(Dataset rows describing interfaces)
----------

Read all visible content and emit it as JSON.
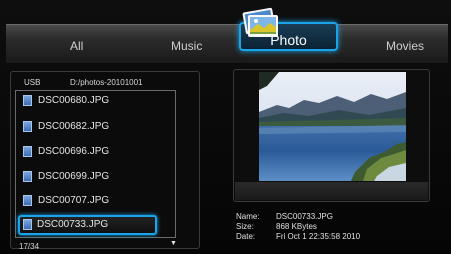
{
  "tabs": {
    "all": "All",
    "music": "Music",
    "photo": "Photo",
    "movies": "Movies"
  },
  "browser": {
    "source": "USB",
    "path": "D:/photos-20101001",
    "files": [
      "DSC00680.JPG",
      "DSC00682.JPG",
      "DSC00696.JPG",
      "DSC00699.JPG",
      "DSC00707.JPG",
      "DSC00733.JPG"
    ],
    "selected_file": "DSC00733.JPG",
    "counter": "17/34",
    "scroll_down": "▼"
  },
  "details": {
    "name_label": "Name:",
    "name_value": "DSC00733.JPG",
    "size_label": "Size:",
    "size_value": "868 KBytes",
    "date_label": "Date:",
    "date_value": "Fri Oct  1 22:35:58 2010"
  },
  "icons": {
    "photo_tab": "photo-landscape-icon",
    "file": "image-file-icon"
  },
  "colors": {
    "accent": "#1aa3e8",
    "background": "#070707"
  }
}
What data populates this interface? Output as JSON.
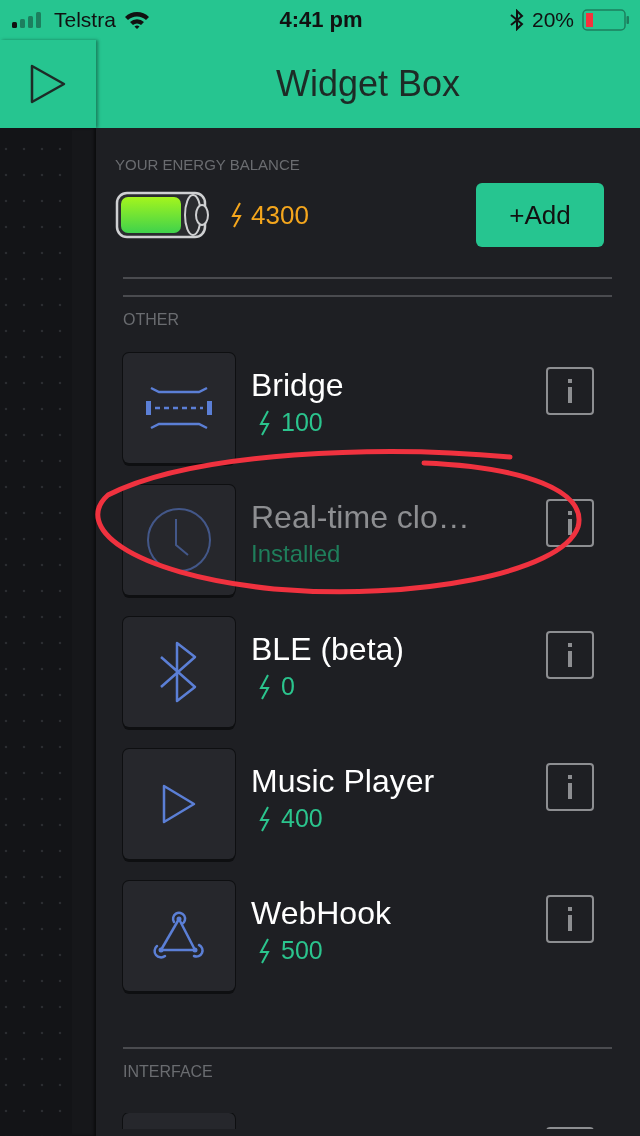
{
  "status_bar": {
    "carrier": "Telstra",
    "time": "4:41 pm",
    "battery_percent": "20%"
  },
  "header": {
    "title": "Widget Box"
  },
  "energy": {
    "label": "YOUR ENERGY BALANCE",
    "amount": "4300",
    "add_button": "+Add"
  },
  "sections": [
    {
      "label": "OTHER",
      "items": [
        {
          "name": "Bridge",
          "kind": "bridge",
          "installed": false,
          "price": "100"
        },
        {
          "name": "Real-time clo…",
          "kind": "clock",
          "installed": true,
          "status": "Installed"
        },
        {
          "name": "BLE (beta)",
          "kind": "bluetooth",
          "installed": false,
          "price": "0"
        },
        {
          "name": "Music Player",
          "kind": "player",
          "installed": false,
          "price": "400"
        },
        {
          "name": "WebHook",
          "kind": "webhook",
          "installed": false,
          "price": "500"
        }
      ]
    },
    {
      "label": "INTERFACE",
      "more_below": true
    }
  ]
}
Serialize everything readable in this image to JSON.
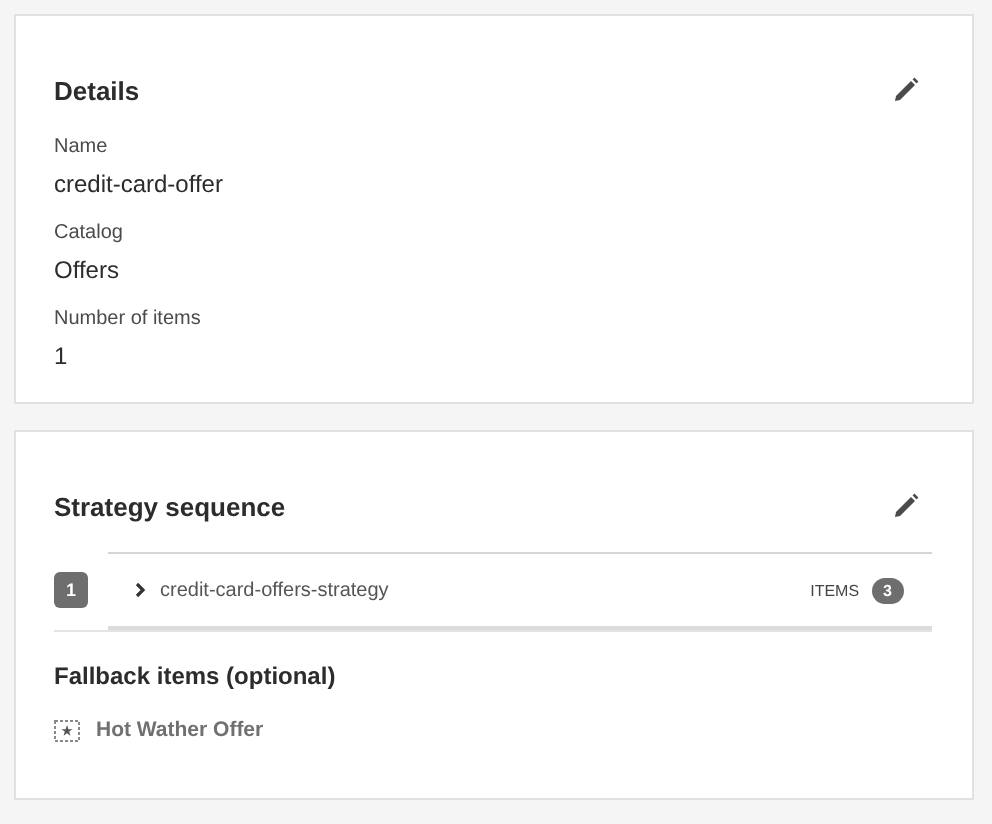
{
  "details": {
    "title": "Details",
    "fields": [
      {
        "label": "Name",
        "value": "credit-card-offer"
      },
      {
        "label": "Catalog",
        "value": "Offers"
      },
      {
        "label": "Number of items",
        "value": "1"
      }
    ]
  },
  "strategy": {
    "title": "Strategy sequence",
    "rows": [
      {
        "index": "1",
        "name": "credit-card-offers-strategy",
        "items_label": "ITEMS",
        "count": "3",
        "expanded": false
      }
    ],
    "fallback_title": "Fallback items (optional)",
    "fallback_items": [
      "Hot Wather Offer"
    ]
  }
}
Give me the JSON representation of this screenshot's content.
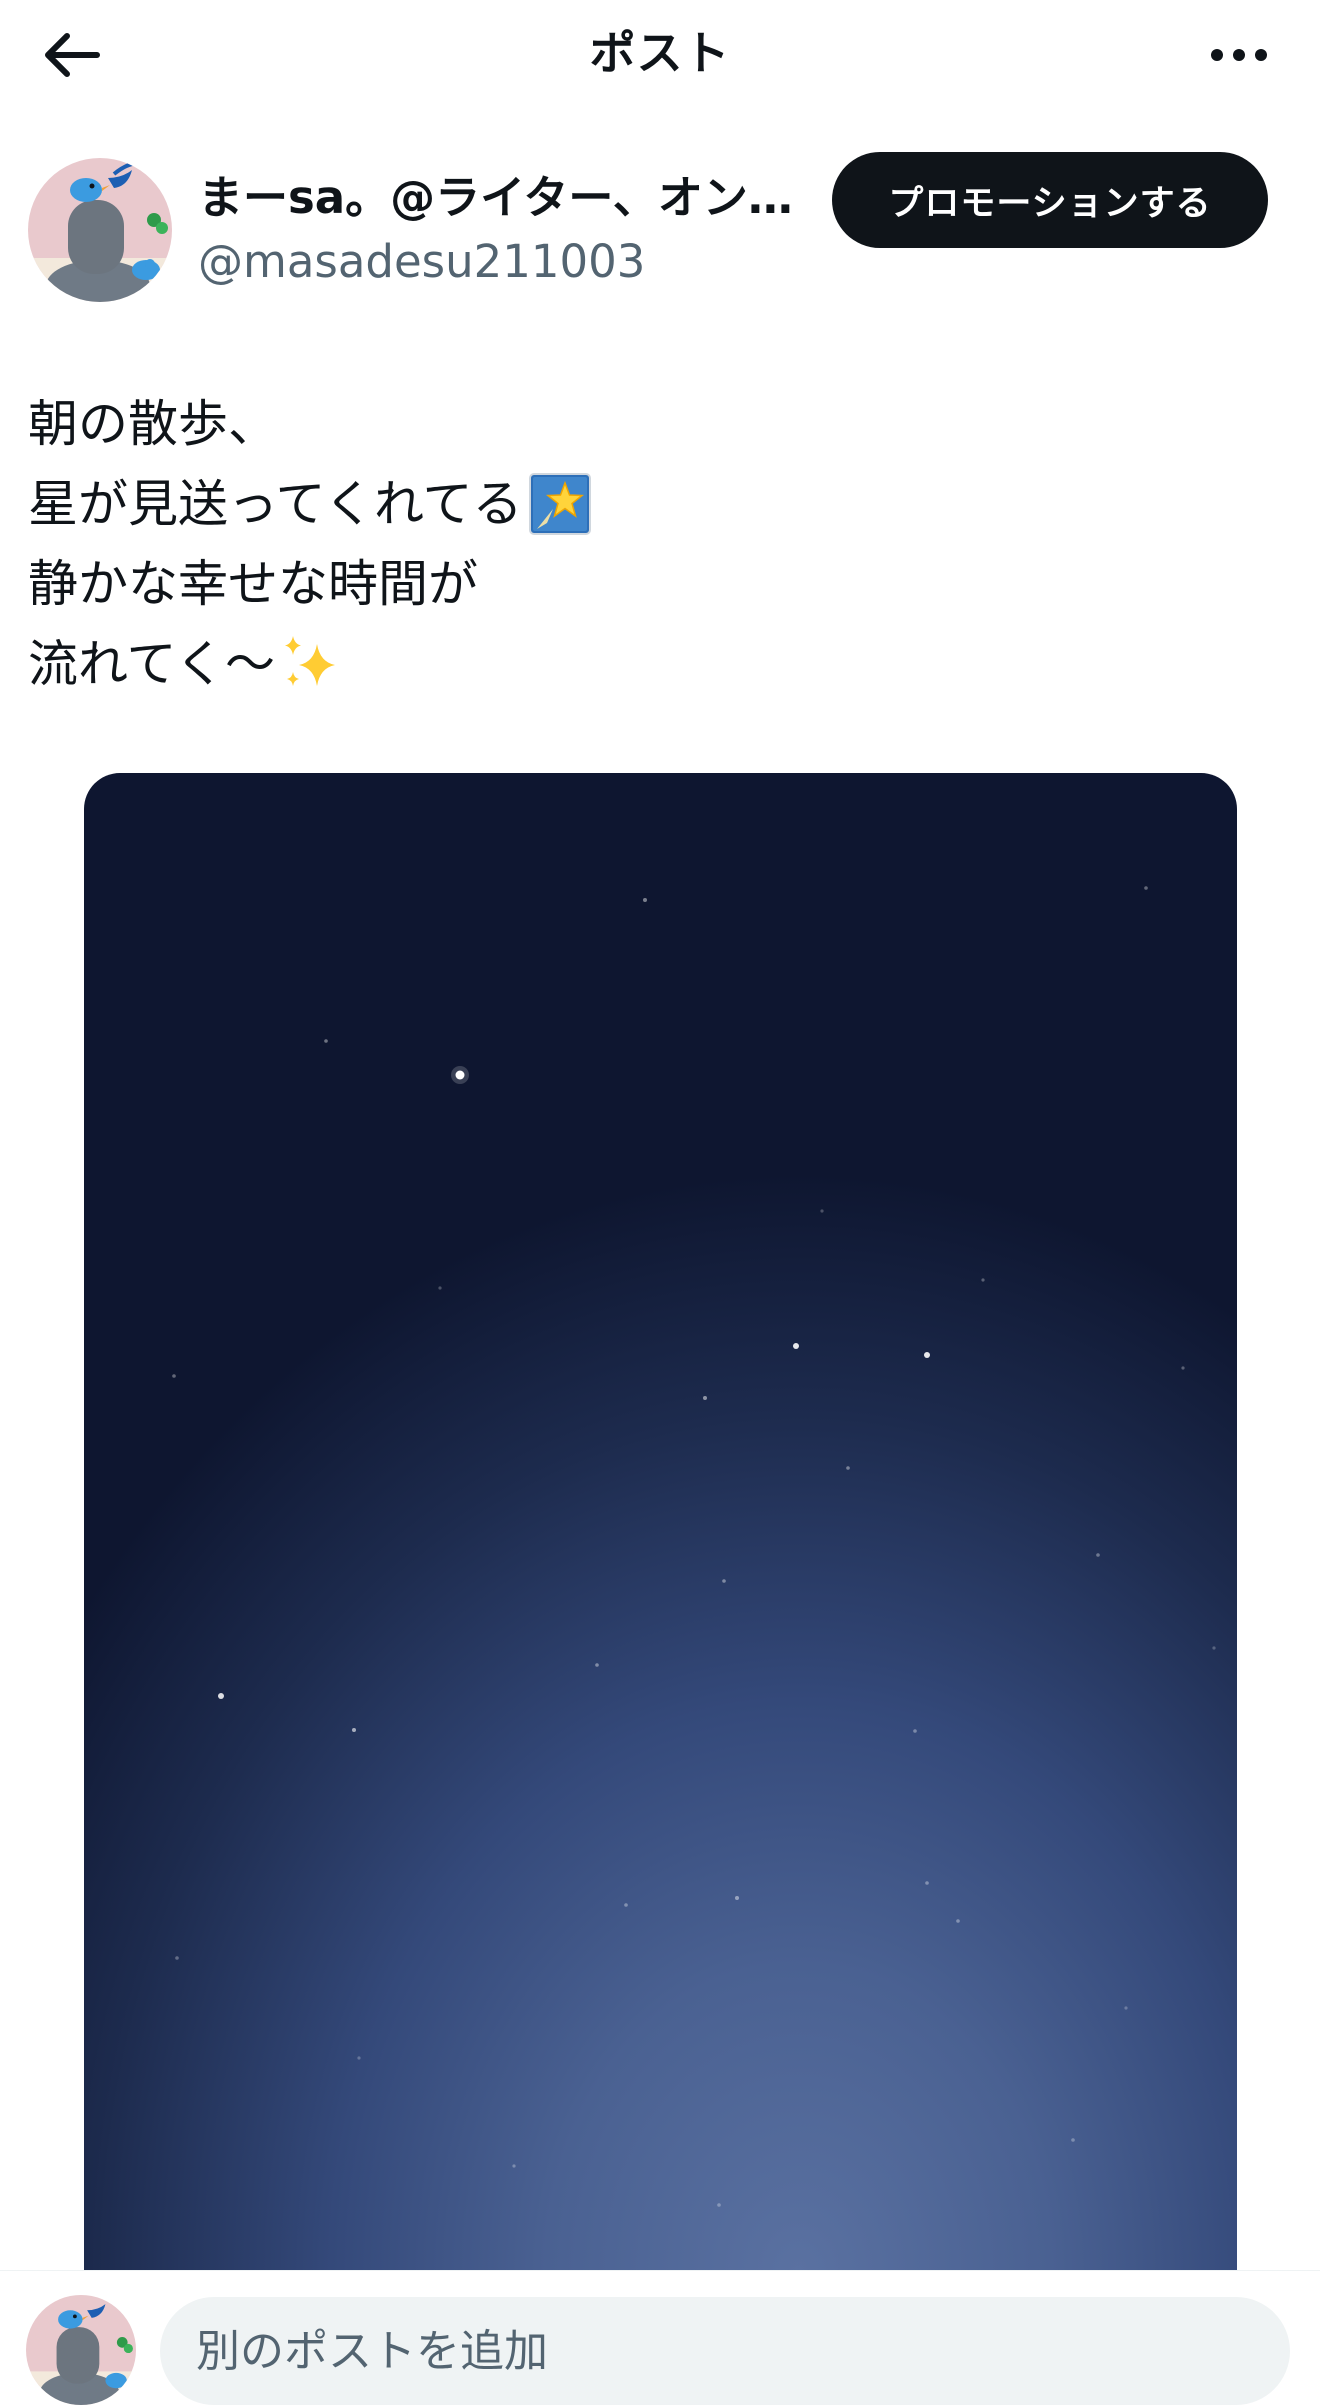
{
  "header": {
    "title": "ポスト",
    "back_icon": "arrow-left-icon",
    "more_icon": "more-horizontal-icon"
  },
  "author": {
    "display_name": "まーsa。@ライター、オン…",
    "handle": "@masadesu211003",
    "avatar": "bird-avatar",
    "promote_label": "プロモーションする"
  },
  "post": {
    "lines": [
      "朝の散歩、",
      "星が見送ってくれてる",
      "静かな幸せな時間が",
      "流れてく〜"
    ],
    "emoji": {
      "line2": "glowing-star-emoji",
      "line4": "sparkles-emoji"
    }
  },
  "media": {
    "subject": "night-sky-photo"
  },
  "reply": {
    "placeholder": "別のポストを追加"
  },
  "colors": {
    "text": "#0f1419",
    "secondary": "#536471",
    "button_bg": "#0f1419",
    "input_bg": "#eff3f4"
  }
}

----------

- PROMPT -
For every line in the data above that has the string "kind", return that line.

- EXERCISE SOLUTION -
          "kind": "bridge",
          "kind": "clock",
          "kind": "bluetooth",
          "kind": "player",
          "kind": "webhook",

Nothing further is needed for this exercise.